**What to produce**
Only lines holding "Library" are needed; copy each of them from the data below.

--- Supplied data Enclosed Below ---

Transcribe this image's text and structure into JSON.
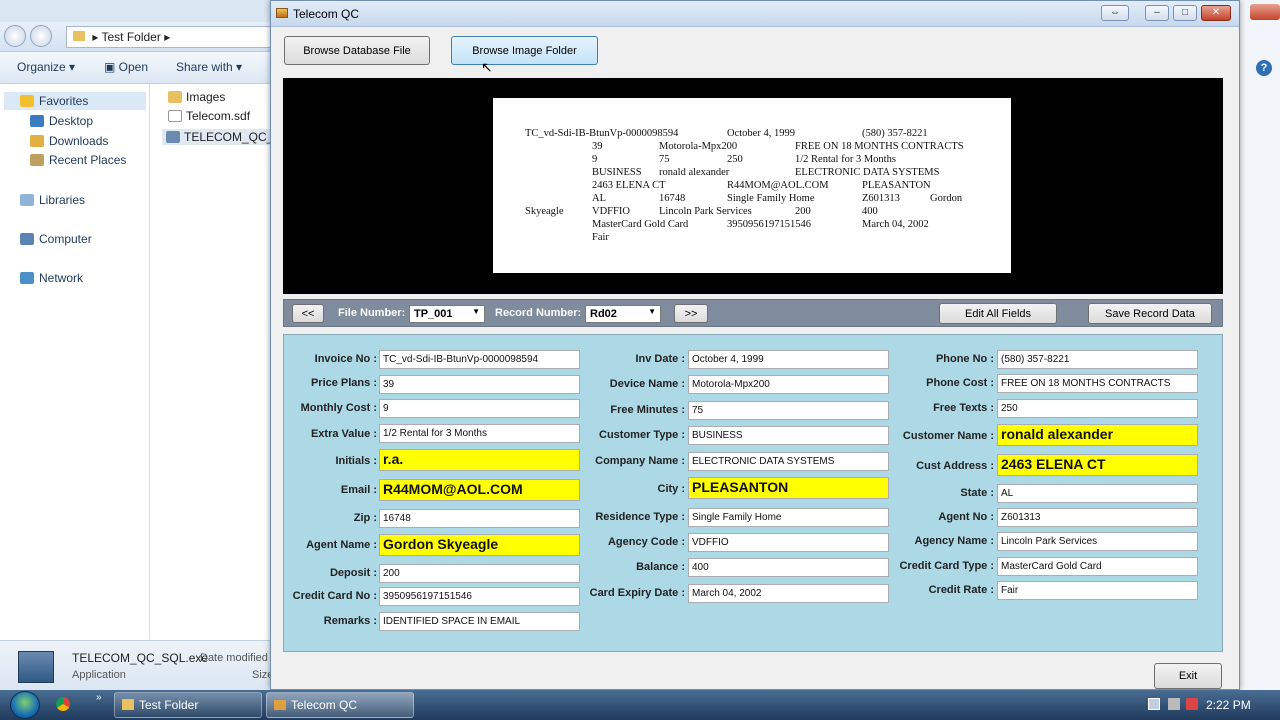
{
  "explorer": {
    "path": [
      "Test Folder"
    ],
    "toolbar": {
      "organize": "Organize",
      "open": "Open",
      "share": "Share with"
    },
    "nav": [
      "Favorites",
      "Desktop",
      "Downloads",
      "Recent Places",
      "Libraries",
      "Computer",
      "Network"
    ],
    "files": [
      "Images",
      "Telecom.sdf",
      "TELECOM_QC_SQ"
    ],
    "details": {
      "name": "TELECOM_QC_SQL.exe",
      "meta": "Date modified",
      "type": "Application",
      "size": "Size"
    }
  },
  "window": {
    "title": "Telecom QC",
    "buttons": {
      "browse_db": "Browse Database File",
      "browse_img": "Browse Image Folder",
      "prev": "<<",
      "next": ">>",
      "edit_all": "Edit All Fields",
      "save": "Save Record Data",
      "exit": "Exit"
    },
    "nav": {
      "file_label": "File Number:",
      "file_value": "TP_001",
      "record_label": "Record Number:",
      "record_value": "Rd02"
    },
    "document_lines": [
      [
        "TC_vd-Sdi-IB-BtunVp-0000098594",
        "October 4, 1999",
        "(580) 357-8221"
      ],
      [
        "39",
        "Motorola-Mpx200",
        "FREE ON 18 MONTHS CONTRACTS"
      ],
      [
        "9",
        "75",
        "250",
        "1/2 Rental for 3 Months"
      ],
      [
        "BUSINESS",
        "ronald alexander",
        "ELECTRONIC DATA SYSTEMS"
      ],
      [
        "2463 ELENA CT",
        "R44MOM@AOL.COM",
        "PLEASANTON"
      ],
      [
        "AL",
        "16748",
        "Single Family Home",
        "Z601313",
        "Gordon"
      ],
      [
        "Skyeagle",
        "VDFFIO",
        "Lincoln Park Services",
        "200",
        "400"
      ],
      [
        "MasterCard Gold Card",
        "3950956197151546",
        "March 04, 2002"
      ],
      [
        "Fair"
      ]
    ],
    "fields": {
      "invoice_no": {
        "label": "Invoice No :",
        "value": "TC_vd-Sdi-IB-BtunVp-0000098594"
      },
      "price_plans": {
        "label": "Price Plans :",
        "value": "39"
      },
      "monthly_cost": {
        "label": "Monthly Cost :",
        "value": "9"
      },
      "extra_value": {
        "label": "Extra Value :",
        "value": "1/2 Rental for 3 Months"
      },
      "initials": {
        "label": "Initials :",
        "value": "r.a."
      },
      "email": {
        "label": "Email :",
        "value": "R44MOM@AOL.COM"
      },
      "zip": {
        "label": "Zip :",
        "value": "16748"
      },
      "agent_name": {
        "label": "Agent Name :",
        "value": "Gordon Skyeagle"
      },
      "deposit": {
        "label": "Deposit :",
        "value": "200"
      },
      "credit_card_no": {
        "label": "Credit Card No :",
        "value": "3950956197151546"
      },
      "remarks": {
        "label": "Remarks :",
        "value": "IDENTIFIED SPACE IN EMAIL"
      },
      "inv_date": {
        "label": "Inv Date :",
        "value": "October 4, 1999"
      },
      "device_name": {
        "label": "Device Name :",
        "value": "Motorola-Mpx200"
      },
      "free_minutes": {
        "label": "Free Minutes :",
        "value": "75"
      },
      "customer_type": {
        "label": "Customer Type :",
        "value": "BUSINESS"
      },
      "company_name": {
        "label": "Company Name :",
        "value": "ELECTRONIC DATA SYSTEMS"
      },
      "city": {
        "label": "City :",
        "value": "PLEASANTON"
      },
      "residence_type": {
        "label": "Residence Type :",
        "value": "Single Family Home"
      },
      "agency_code": {
        "label": "Agency Code :",
        "value": "VDFFIO"
      },
      "balance": {
        "label": "Balance :",
        "value": "400"
      },
      "card_expiry": {
        "label": "Card Expiry Date :",
        "value": "March 04, 2002"
      },
      "phone_no": {
        "label": "Phone No :",
        "value": "(580) 357-8221"
      },
      "phone_cost": {
        "label": "Phone Cost :",
        "value": "FREE ON 18 MONTHS CONTRACTS"
      },
      "free_texts": {
        "label": "Free Texts :",
        "value": "250"
      },
      "customer_name": {
        "label": "Customer Name :",
        "value": "ronald alexander"
      },
      "cust_address": {
        "label": "Cust Address :",
        "value": "2463 ELENA CT"
      },
      "state": {
        "label": "State :",
        "value": "AL"
      },
      "agent_no": {
        "label": "Agent No :",
        "value": "Z601313"
      },
      "agency_name": {
        "label": "Agency Name :",
        "value": "Lincoln Park Services"
      },
      "credit_card_type": {
        "label": "Credit Card Type :",
        "value": "MasterCard Gold Card"
      },
      "credit_rate": {
        "label": "Credit Rate :",
        "value": "Fair"
      }
    }
  },
  "taskbar": {
    "items": [
      "Test Folder",
      "Telecom QC"
    ],
    "clock": "2:22 PM"
  },
  "colors": {
    "form_bg": "#add8e6",
    "highlight": "#ffff00",
    "preview_bg": "#000000"
  }
}
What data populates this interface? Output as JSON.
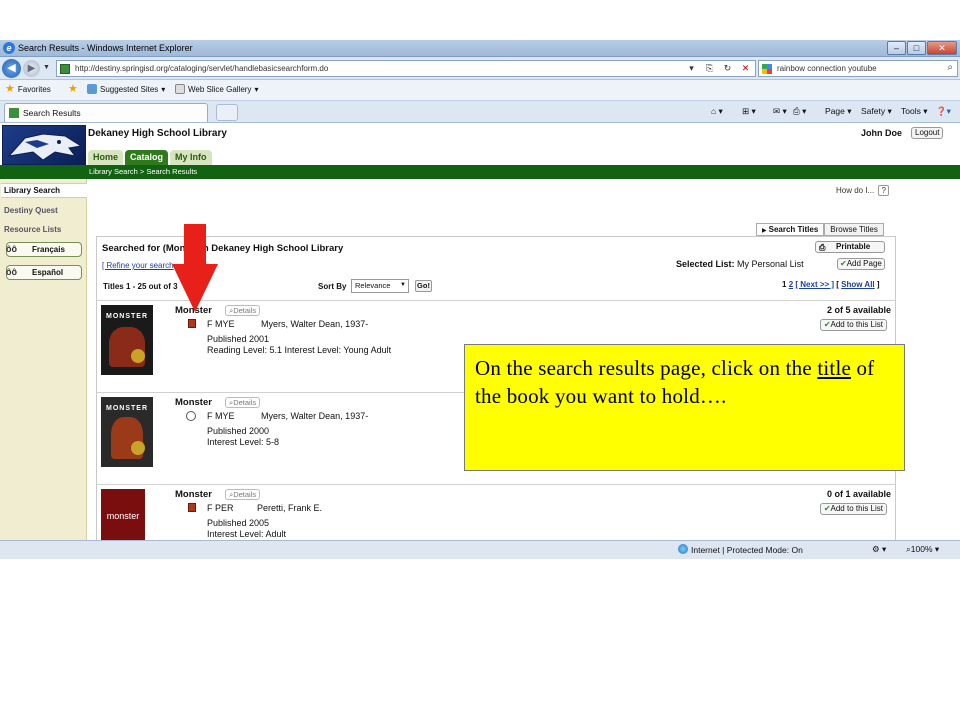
{
  "window": {
    "title": "Search Results - Windows Internet Explorer",
    "url": "http://destiny.springisd.org/cataloging/servlet/handlebasicsearchform.do",
    "search_query": "rainbow connection youtube"
  },
  "favorites_bar": {
    "favorites": "Favorites",
    "suggested_sites": "Suggested Sites",
    "web_slice_gallery": "Web Slice Gallery"
  },
  "tab_bar": {
    "active_tab": "Search Results",
    "page_menu": "Page",
    "safety_menu": "Safety",
    "tools_menu": "Tools"
  },
  "site": {
    "school_name": "Dekaney High School Library",
    "user_name": "John Doe",
    "logout": "Logout",
    "tabs": [
      "Home",
      "Catalog",
      "My Info"
    ],
    "breadcrumb": "Library Search > Search Results",
    "how_do_i": "How do I...",
    "how_do_i_q": "?"
  },
  "sidebar": {
    "items": [
      "Library Search",
      "Destiny Quest",
      "Resource Lists"
    ],
    "languages": [
      "Français",
      "Español"
    ]
  },
  "results": {
    "view_tabs": [
      "Search Titles",
      "Browse Titles"
    ],
    "searched_for_a": "Searched for (Mon",
    "searched_for_b": "er) in Dekaney High School Library",
    "refine": "[ Refine your search",
    "printable": "Printable",
    "selected_list_label": "Selected List:",
    "selected_list_value": "My Personal List",
    "add_page": "Add Page",
    "titles_count": "Titles 1 - 25 out of 3",
    "sort_by": "Sort By",
    "sort_value": "Relevance",
    "go": "Go!",
    "pager_pages": "1",
    "pager_page2": "2",
    "pager_next": "[ Next >> ]",
    "pager_showall": "Show All",
    "add_to_list": "Add to this List",
    "details": "Details",
    "items": [
      {
        "title": "Monster",
        "call_no": "F MYE",
        "author": "Myers, Walter Dean, 1937-",
        "published": "Published 2001",
        "level": "Reading Level: 5.1   Interest Level: Young Adult",
        "availability": "2 of 5 available",
        "cover_text": "MONSTER",
        "cover_color": "#1a1a1a"
      },
      {
        "title": "Monster",
        "call_no": "F MYE",
        "author": "Myers, Walter Dean, 1937-",
        "published": "Published 2000",
        "level": "Interest Level: 5-8",
        "availability": "",
        "cover_text": "MONSTER",
        "cover_color": "#2a2a2a"
      },
      {
        "title": "Monster",
        "call_no": "F PER",
        "author": "Peretti, Frank E.",
        "published": "Published 2005",
        "level": "Interest Level: Adult",
        "availability": "0 of 1 available",
        "cover_text": "monster",
        "cover_color": "#7a0e0e"
      }
    ]
  },
  "status_bar": {
    "zone": "Internet | Protected Mode: On",
    "zoom": "100%"
  },
  "callout": {
    "text_before": "On the search results page, click on the ",
    "text_underlined": "title",
    "text_after": " of the book you want to hold…."
  },
  "colors": {
    "accent_green": "#116311",
    "callout_yellow": "#ffff00",
    "arrow_red": "#e8201a"
  }
}
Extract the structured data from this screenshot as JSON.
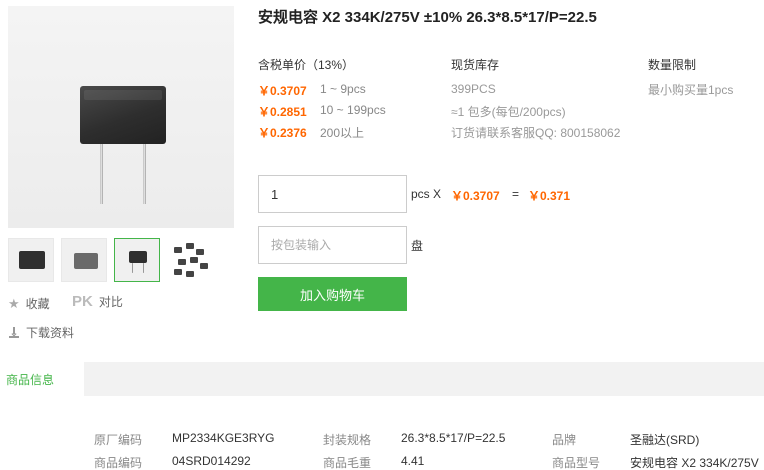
{
  "product": {
    "title": "安规电容 X2 334K/275V ±10% 26.3*8.5*17/P=22.5"
  },
  "pricing": {
    "header": "含税单价（13%）",
    "tiers": [
      {
        "price": "￥0.3707",
        "range": "1 ~ 9pcs"
      },
      {
        "price": "￥0.2851",
        "range": "10 ~ 199pcs"
      },
      {
        "price": "￥0.2376",
        "range": "200以上"
      }
    ]
  },
  "stock": {
    "header": "现货库存",
    "qty": "399PCS",
    "pack": "≈1 包多(每包/200pcs)",
    "contact": "订货请联系客服QQ: 800158062"
  },
  "limit": {
    "header": "数量限制",
    "min": "最小购买量1pcs"
  },
  "order": {
    "qty_value": "1",
    "unit_label": "pcs X",
    "unit_price": "￥0.3707",
    "equals": "=",
    "total": "￥0.371",
    "pack_placeholder": "按包装输入",
    "pack_unit": "盘",
    "add_to_cart": "加入购物车"
  },
  "tools": {
    "favorite": "收藏",
    "compare_pk": "PK",
    "compare": "对比",
    "download": "下载资料"
  },
  "tabs": {
    "info": "商品信息"
  },
  "specs": [
    {
      "key": "原厂编码",
      "value": "MP2334KGE3RYG"
    },
    {
      "key": "封装规格",
      "value": "26.3*8.5*17/P=22.5"
    },
    {
      "key": "品牌",
      "value": "圣融达(SRD)"
    },
    {
      "key": "商品编码",
      "value": "04SRD014292"
    },
    {
      "key": "商品毛重",
      "value": "4.41"
    },
    {
      "key": "商品型号",
      "value": "安规电容 X2 334K/275V"
    }
  ],
  "colors": {
    "accent": "#44b549",
    "price": "#ff6600"
  }
}
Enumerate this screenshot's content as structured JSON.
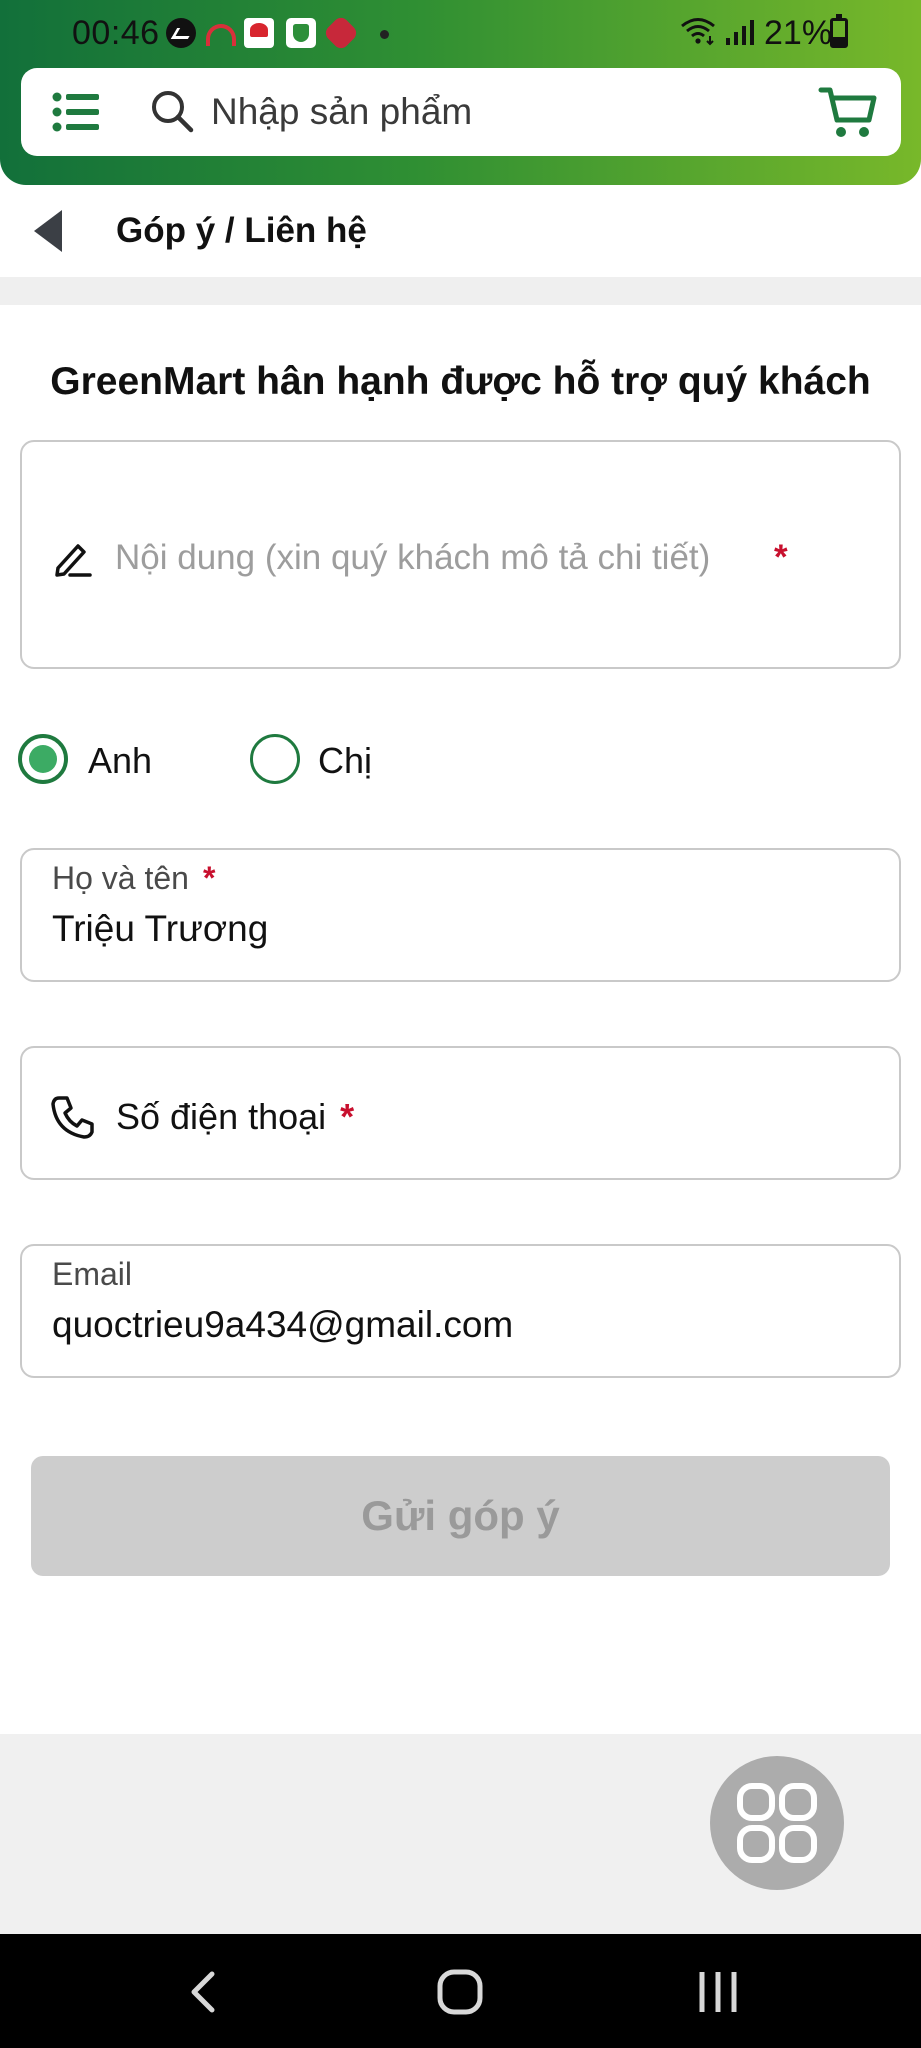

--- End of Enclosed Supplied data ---

**Answer section**
    "school_name": "Dekaney High School Library",
    "breadcrumb": "Library Search > Search Results",
      "Library Search",
    "searched_for_b": "er) in Dekaney High School Library",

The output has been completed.